Staunton, April 16 – On the centenary of the establishment of the GULAG that he did so much to expand (kasparov.ru/material.php?id=5CB56680ECD4C), the Levada Center polling agency released the results of a survey showing 70 percent of Russians have a positive attitude toward the Soviet dictator, the highest share ever (rbc.ru/politics/16/04/2019/5cb0bb979a794780a4592d0c).
Not surprisingly, this report has provoked a widespread discussion as to how this situation came to be, given that at various points over the last decades, Russians have been told about the massive crimes and failures that Stalin was responsible for. Obviously, for Russians today, these are less important than other things.
Among the various explanations offered today about the results are the following:
· Commentator Andrey Fursov says that the positive assessment of Stalin is a way Russians now can indicate how much they disapprove and dislike the current Russian regime (nakanune.ru/articles/115069/).
· Ethnic expert Sergey Markedonov suggests that those who have a positive view of Stalin don’t know much about him but have made him a symbol of ordin, stability, and justice, “paternalism if you like” (facebook.com/sergey.markedonov/posts/2658097367596110).
· Moscow commentator Sergey Chernyakhovsky says that Stalin’s rating reflects the desire of Russians for new great goals and great results without concern as to how these are achieved (regnum.ru/news/society/2612821.html).
· Pro-Putin commentator Anatoly Vasserman says that Stalin is gaining increasing support because Russians have learned to dismiss Western propaganda about the Soviet past as dishonest or worse (regnum.ru/news/society/2612807.html).
· Commentator Mikhail Roslyaov says that Stalin remains the symbol of “a strong hand” who destroyed the enemies of Russia and the working class.

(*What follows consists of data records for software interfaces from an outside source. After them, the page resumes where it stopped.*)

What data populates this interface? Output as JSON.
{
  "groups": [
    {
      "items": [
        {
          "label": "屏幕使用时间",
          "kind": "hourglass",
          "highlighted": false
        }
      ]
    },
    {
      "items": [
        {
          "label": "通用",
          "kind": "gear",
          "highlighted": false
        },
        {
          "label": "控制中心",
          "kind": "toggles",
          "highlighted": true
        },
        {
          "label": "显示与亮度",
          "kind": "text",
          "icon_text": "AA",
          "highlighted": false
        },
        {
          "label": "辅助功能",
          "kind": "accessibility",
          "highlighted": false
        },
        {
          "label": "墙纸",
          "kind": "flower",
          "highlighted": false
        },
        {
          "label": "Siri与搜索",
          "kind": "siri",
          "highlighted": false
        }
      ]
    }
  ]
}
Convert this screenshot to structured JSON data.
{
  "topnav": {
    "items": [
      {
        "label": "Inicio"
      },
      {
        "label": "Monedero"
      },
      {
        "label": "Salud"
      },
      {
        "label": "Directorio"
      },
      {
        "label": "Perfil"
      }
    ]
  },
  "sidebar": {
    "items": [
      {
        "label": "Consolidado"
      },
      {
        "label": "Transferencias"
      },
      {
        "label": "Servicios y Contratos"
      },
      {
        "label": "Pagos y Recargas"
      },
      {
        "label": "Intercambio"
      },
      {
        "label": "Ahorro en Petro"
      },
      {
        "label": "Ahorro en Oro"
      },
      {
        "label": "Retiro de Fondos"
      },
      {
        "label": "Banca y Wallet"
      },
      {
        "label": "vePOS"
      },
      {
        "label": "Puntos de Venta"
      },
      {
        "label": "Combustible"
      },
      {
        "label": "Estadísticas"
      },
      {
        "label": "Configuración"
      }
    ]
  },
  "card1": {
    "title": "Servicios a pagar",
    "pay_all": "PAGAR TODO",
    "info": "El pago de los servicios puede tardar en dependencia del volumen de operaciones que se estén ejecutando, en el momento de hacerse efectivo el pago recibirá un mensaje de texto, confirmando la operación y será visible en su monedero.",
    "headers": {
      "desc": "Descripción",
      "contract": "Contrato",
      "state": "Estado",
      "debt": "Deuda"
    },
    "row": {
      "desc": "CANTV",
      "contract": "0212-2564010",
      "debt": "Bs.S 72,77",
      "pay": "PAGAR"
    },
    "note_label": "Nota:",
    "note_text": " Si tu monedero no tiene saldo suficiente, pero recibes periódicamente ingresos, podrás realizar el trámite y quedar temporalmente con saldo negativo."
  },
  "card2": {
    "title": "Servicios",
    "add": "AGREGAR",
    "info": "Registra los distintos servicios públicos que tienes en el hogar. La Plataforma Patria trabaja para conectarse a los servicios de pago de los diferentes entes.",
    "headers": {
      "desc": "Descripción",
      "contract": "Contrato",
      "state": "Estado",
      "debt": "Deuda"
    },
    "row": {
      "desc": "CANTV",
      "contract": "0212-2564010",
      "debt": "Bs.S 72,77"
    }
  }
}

Support for him is thus support for the country and for social justice (publizist.ru/blogs/111086/30544/-).
· Sociologist Leonty Byzov says support for Stalin reflects the politicization of society which leads to “more radical assessments of history,” a process that the Kremlin has promoted and one in which Russians associate Stalin with the defense of the downtrodden (cont.ws/@Beria/1297425).

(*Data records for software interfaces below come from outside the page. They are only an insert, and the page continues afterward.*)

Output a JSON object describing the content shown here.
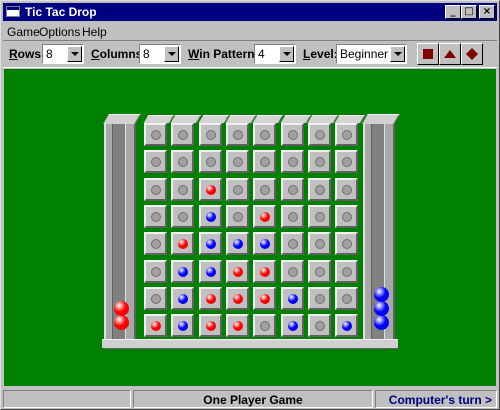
{
  "window": {
    "title": "Tic Tac Drop",
    "buttons": {
      "minimize": "_",
      "maximize": "□",
      "close": "×"
    }
  },
  "menu": [
    "Game",
    "Options",
    "Help"
  ],
  "toolbar": {
    "rows": {
      "accel": "R",
      "rest": "ows:",
      "value": "8"
    },
    "columns": {
      "accel": "C",
      "rest": "olumns:",
      "value": "8"
    },
    "win_pattern": {
      "accel": "W",
      "rest": "in Pattern:",
      "value": "4"
    },
    "level": {
      "accel": "L",
      "rest": "evel:",
      "value": "Beginner"
    },
    "buttons": [
      "stop-square-icon",
      "eject-up-icon",
      "options-diamond-icon"
    ]
  },
  "colors": {
    "red": "#ff0000",
    "blue": "#0000ff",
    "field": "#008000",
    "accent": "#000080"
  },
  "board": {
    "rows": 8,
    "cols": 8,
    "cells": [
      [
        "",
        "",
        "",
        "",
        "",
        "",
        "",
        ""
      ],
      [
        "",
        "",
        "",
        "",
        "",
        "",
        "",
        ""
      ],
      [
        "",
        "",
        "R",
        "",
        "",
        "",
        "",
        ""
      ],
      [
        "",
        "",
        "B",
        "",
        "R",
        "",
        "",
        ""
      ],
      [
        "",
        "R",
        "B",
        "B",
        "B",
        "",
        "",
        ""
      ],
      [
        "",
        "B",
        "B",
        "R",
        "R",
        "",
        "",
        ""
      ],
      [
        "",
        "B",
        "R",
        "R",
        "R",
        "B",
        "",
        ""
      ],
      [
        "R",
        "B",
        "R",
        "R",
        "",
        "B",
        "",
        "B"
      ]
    ],
    "left_stack_red_count": 2,
    "right_stack_blue_count": 3
  },
  "status": {
    "mode": "One Player Game",
    "turn": "Computer's turn >"
  }
}
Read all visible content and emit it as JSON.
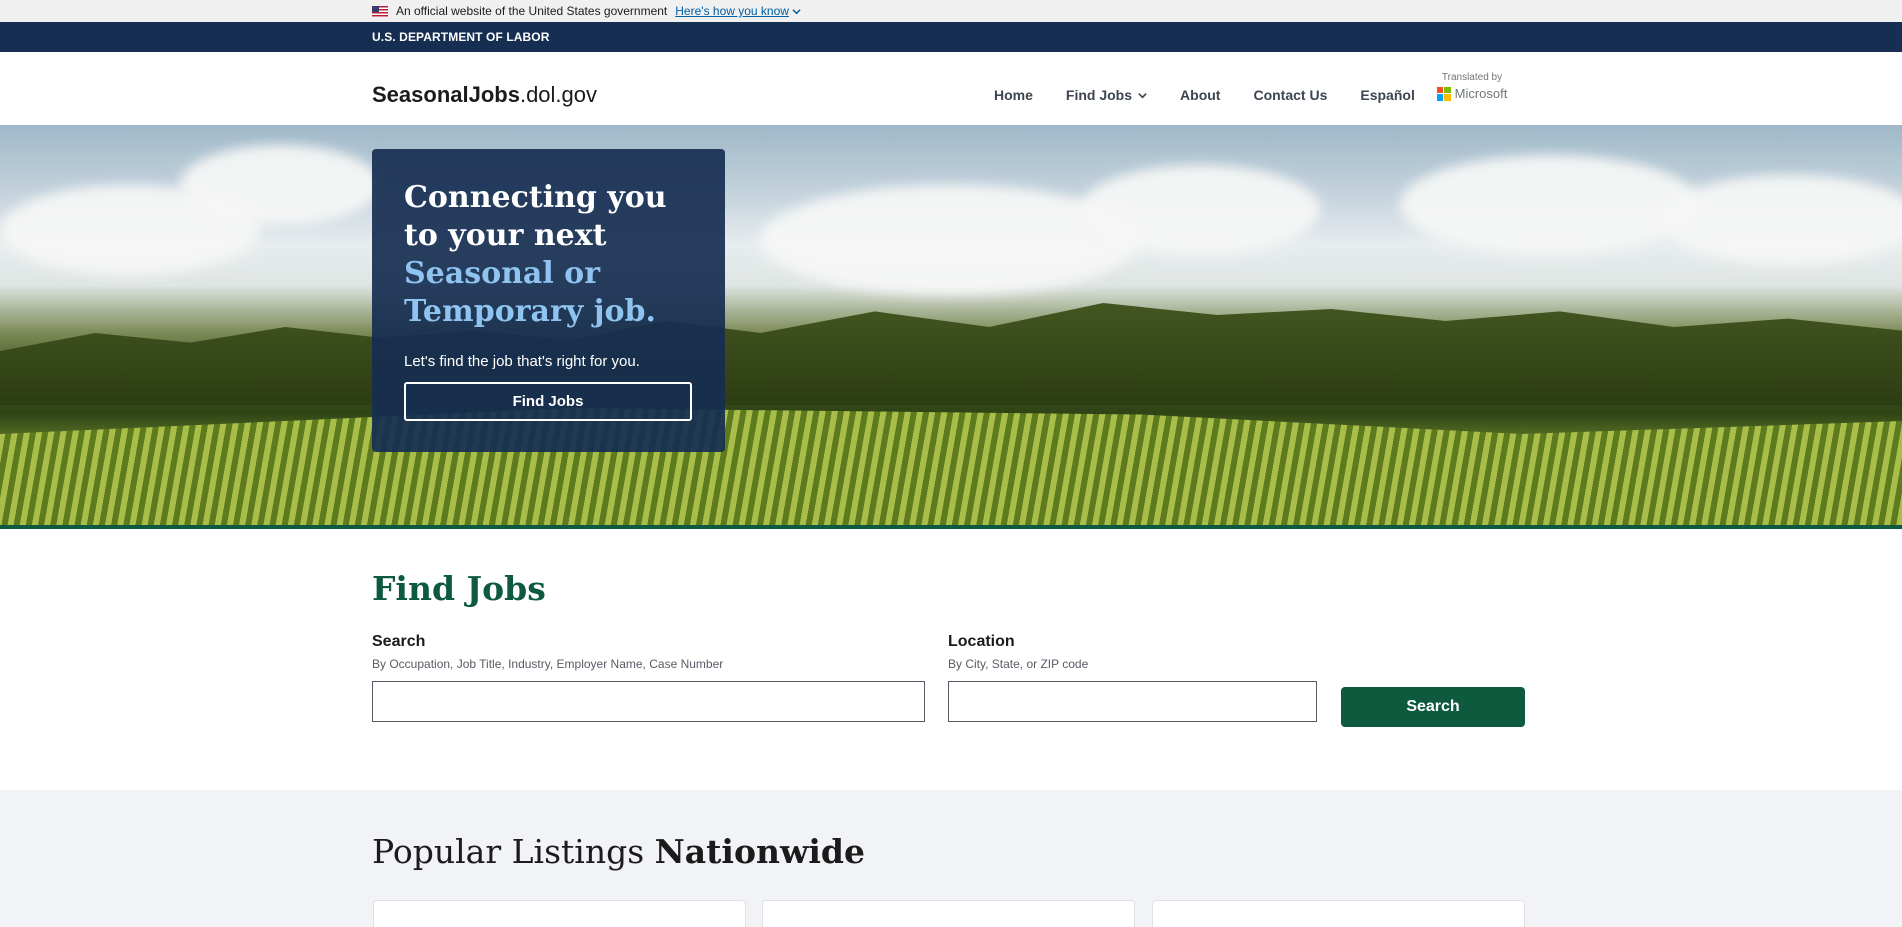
{
  "gov_banner": {
    "text": "An official website of the United States government",
    "link": "Here's how you know"
  },
  "agency_bar": {
    "text": "U.S. DEPARTMENT OF LABOR"
  },
  "header": {
    "logo_bold": "SeasonalJobs",
    "logo_rest": ".dol.gov",
    "nav": [
      "Home",
      "Find Jobs",
      "About",
      "Contact Us",
      "Español"
    ],
    "translated_by": "Translated by",
    "translator": "Microsoft"
  },
  "hero": {
    "heading_line1": "Connecting you to your next",
    "heading_accent": "Seasonal or Temporary job.",
    "subtext": "Let's find the job that's right for you.",
    "button": "Find Jobs"
  },
  "find_jobs": {
    "title": "Find Jobs",
    "search_label": "Search",
    "search_hint": "By Occupation, Job Title, Industry, Employer Name, Case Number",
    "search_value": "",
    "location_label": "Location",
    "location_hint": "By City, State, or ZIP code",
    "location_value": "",
    "button": "Search"
  },
  "popular": {
    "title_regular": "Popular Listings",
    "title_bold": "Nationwide"
  },
  "colors": {
    "navy": "#162e51",
    "green": "#0e5a3f",
    "accent_blue": "#8fc3f0",
    "light_gray": "#f1f3f6"
  }
}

But probably the most thoughtful and significant comment about the poll results was offered by Yakov Dzhugashvili, the grandson of the Soviet dictator, who said that people who approve the policies of his ancestor are “degenerates” who think that the end justifies the means no matter how petty the ends or how horrific the means (govoritmoskva.ru/news/194957/).